Year after year graduates of the school grew greater in number and caliber. Graduates of Chester County-Vincent High School had permeated the United States and other countries and have made notable contributions to society.
In wake of integration, the great school came to a silence with the closing Vincent High in 1969. It ceased to be a strong hold for African Americans in Chester County in 1970 when the elementary school closed.
Beginning in the mid-1980s, alumni from Chester County Training-Vincent High School began holding an All Class-School Reunion every two years. The All Class-School Reunion takes place on Labor Day Weekend every two years. They have met at various locations throughout Chester County, since their school was effectively dissolved by integration. Integration brought students of all races and skin color together and it allowed everyone to have access to the same opportunities and levels of education. However, those who had graduated from Chester County Training-Vincent High felt lost without a school. They have watched over the years as their alma mater was transformed to a middle school, a school for six graders, a Headstart Center and ultimately to offices, storage space and an alternative school.
The most recent All Class-School Reunion was held Labor Day Weekend of September 2022. Over 100 people from all grades and graduation years, along with their friends and family, attended the reunion.
Chester County-Vincent High School will be remembered if there is person alive who walked the halls in any capacity; whether it be principal, teacher, student, cook or janitor. This is because of the sharing and caring attitude of the people who were a part of the school.

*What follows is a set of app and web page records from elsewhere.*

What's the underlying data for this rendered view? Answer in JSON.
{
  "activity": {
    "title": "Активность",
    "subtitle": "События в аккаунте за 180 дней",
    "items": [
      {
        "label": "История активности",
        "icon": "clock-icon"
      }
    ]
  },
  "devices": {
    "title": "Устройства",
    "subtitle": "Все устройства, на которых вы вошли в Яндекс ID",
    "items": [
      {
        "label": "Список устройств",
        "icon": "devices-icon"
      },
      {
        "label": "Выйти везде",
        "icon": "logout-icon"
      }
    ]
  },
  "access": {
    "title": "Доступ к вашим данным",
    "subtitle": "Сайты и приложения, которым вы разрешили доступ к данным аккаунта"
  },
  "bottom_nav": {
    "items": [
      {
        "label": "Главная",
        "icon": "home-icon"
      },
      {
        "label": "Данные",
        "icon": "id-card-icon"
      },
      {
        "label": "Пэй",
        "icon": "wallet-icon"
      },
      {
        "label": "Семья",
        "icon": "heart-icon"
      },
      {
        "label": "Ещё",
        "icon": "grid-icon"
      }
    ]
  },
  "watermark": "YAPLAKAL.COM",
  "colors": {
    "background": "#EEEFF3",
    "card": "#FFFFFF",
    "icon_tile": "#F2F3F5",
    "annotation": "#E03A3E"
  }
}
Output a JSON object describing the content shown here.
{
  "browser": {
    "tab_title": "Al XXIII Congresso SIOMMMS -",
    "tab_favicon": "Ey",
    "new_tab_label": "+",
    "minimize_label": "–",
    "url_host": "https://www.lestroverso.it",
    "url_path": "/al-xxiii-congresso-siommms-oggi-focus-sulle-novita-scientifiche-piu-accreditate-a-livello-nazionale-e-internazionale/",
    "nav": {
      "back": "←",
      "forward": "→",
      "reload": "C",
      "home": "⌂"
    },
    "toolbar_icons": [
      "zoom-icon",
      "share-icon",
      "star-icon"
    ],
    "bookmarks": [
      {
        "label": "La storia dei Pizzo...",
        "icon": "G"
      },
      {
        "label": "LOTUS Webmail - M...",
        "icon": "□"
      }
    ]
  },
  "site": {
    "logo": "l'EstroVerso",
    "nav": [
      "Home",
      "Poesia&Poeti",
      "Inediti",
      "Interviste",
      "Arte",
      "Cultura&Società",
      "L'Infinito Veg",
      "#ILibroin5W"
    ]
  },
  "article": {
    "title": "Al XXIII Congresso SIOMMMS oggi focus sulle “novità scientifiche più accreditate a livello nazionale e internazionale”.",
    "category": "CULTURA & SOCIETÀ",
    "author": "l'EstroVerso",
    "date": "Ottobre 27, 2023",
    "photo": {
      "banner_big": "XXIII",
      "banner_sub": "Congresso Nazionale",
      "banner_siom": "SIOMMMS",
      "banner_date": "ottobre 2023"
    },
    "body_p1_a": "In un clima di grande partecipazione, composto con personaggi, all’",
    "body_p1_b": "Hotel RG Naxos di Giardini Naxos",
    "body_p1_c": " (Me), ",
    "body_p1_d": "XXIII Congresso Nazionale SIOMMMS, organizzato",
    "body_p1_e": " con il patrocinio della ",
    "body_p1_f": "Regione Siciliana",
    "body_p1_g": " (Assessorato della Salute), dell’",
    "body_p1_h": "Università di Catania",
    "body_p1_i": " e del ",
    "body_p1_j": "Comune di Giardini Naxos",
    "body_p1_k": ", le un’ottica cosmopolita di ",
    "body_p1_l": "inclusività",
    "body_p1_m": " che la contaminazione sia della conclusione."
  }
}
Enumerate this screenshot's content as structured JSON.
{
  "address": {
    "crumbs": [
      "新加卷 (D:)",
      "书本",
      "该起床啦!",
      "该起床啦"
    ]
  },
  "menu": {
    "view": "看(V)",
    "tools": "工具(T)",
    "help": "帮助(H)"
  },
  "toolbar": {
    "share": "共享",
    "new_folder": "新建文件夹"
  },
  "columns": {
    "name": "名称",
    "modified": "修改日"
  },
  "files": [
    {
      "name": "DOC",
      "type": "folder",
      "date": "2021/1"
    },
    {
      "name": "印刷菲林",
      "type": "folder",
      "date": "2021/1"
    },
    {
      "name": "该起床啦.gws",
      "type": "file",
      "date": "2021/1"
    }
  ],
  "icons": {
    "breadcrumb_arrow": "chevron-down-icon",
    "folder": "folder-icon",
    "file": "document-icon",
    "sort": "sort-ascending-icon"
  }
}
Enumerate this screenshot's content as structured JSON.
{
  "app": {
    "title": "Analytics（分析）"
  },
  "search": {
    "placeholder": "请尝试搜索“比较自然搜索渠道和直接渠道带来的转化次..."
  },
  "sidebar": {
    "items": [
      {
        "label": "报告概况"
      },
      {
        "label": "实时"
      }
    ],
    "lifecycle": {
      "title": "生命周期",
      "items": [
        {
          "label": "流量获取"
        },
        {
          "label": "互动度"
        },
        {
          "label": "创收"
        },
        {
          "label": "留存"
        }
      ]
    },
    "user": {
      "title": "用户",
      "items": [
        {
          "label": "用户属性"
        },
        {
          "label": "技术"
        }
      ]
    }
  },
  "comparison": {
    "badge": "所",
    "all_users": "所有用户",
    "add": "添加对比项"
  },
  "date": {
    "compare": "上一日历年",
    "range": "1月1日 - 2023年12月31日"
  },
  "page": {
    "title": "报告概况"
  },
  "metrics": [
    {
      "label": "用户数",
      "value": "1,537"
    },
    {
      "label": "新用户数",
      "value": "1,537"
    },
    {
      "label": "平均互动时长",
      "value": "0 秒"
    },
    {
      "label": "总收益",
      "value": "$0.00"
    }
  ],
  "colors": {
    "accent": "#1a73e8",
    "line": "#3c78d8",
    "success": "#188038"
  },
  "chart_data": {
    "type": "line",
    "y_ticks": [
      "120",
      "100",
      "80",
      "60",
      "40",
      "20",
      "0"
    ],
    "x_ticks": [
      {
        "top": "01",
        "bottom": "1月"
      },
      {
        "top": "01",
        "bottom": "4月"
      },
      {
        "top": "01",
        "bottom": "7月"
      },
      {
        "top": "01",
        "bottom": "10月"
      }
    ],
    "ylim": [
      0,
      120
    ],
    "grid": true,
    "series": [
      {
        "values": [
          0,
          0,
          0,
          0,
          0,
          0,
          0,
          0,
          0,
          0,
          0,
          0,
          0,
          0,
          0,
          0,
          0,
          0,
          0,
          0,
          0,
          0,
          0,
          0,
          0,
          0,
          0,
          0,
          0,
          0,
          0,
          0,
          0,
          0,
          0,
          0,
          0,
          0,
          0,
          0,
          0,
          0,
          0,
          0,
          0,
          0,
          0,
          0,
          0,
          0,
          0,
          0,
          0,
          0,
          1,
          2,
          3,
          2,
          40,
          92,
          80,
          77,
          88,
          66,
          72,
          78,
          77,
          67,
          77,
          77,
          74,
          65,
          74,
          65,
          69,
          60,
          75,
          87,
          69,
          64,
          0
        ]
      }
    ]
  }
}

Cawthon School
Oak Grove School, 1942 Courtesy of the Tennessee State Library & Archives
Montezuma C.M.E. Church, 1951
Teacher- Principal, Alice Cawthon
Paul Barnes
Gibson Rosenwald School, 1939 Courtesy of the Tennessee State Library & Archives
Chester County Training School, 1939 with Roger M. Ruth holding the flag on the left and an unknown gentleman holding the flag on the right – Courtesy of the Tennessee State Library & Archives
J. M. Trice, Principal of Chester County Training-Vincent High School
All Class-School Reunion Committee, 2022

Related Posts

The Chester County Independent is a weekly newspaper, published on Thursdays, serving Chester County, Tennessee.

© Copyright 2023 

chestercountyindependent.com, 218 S Church Ave Henderson, TN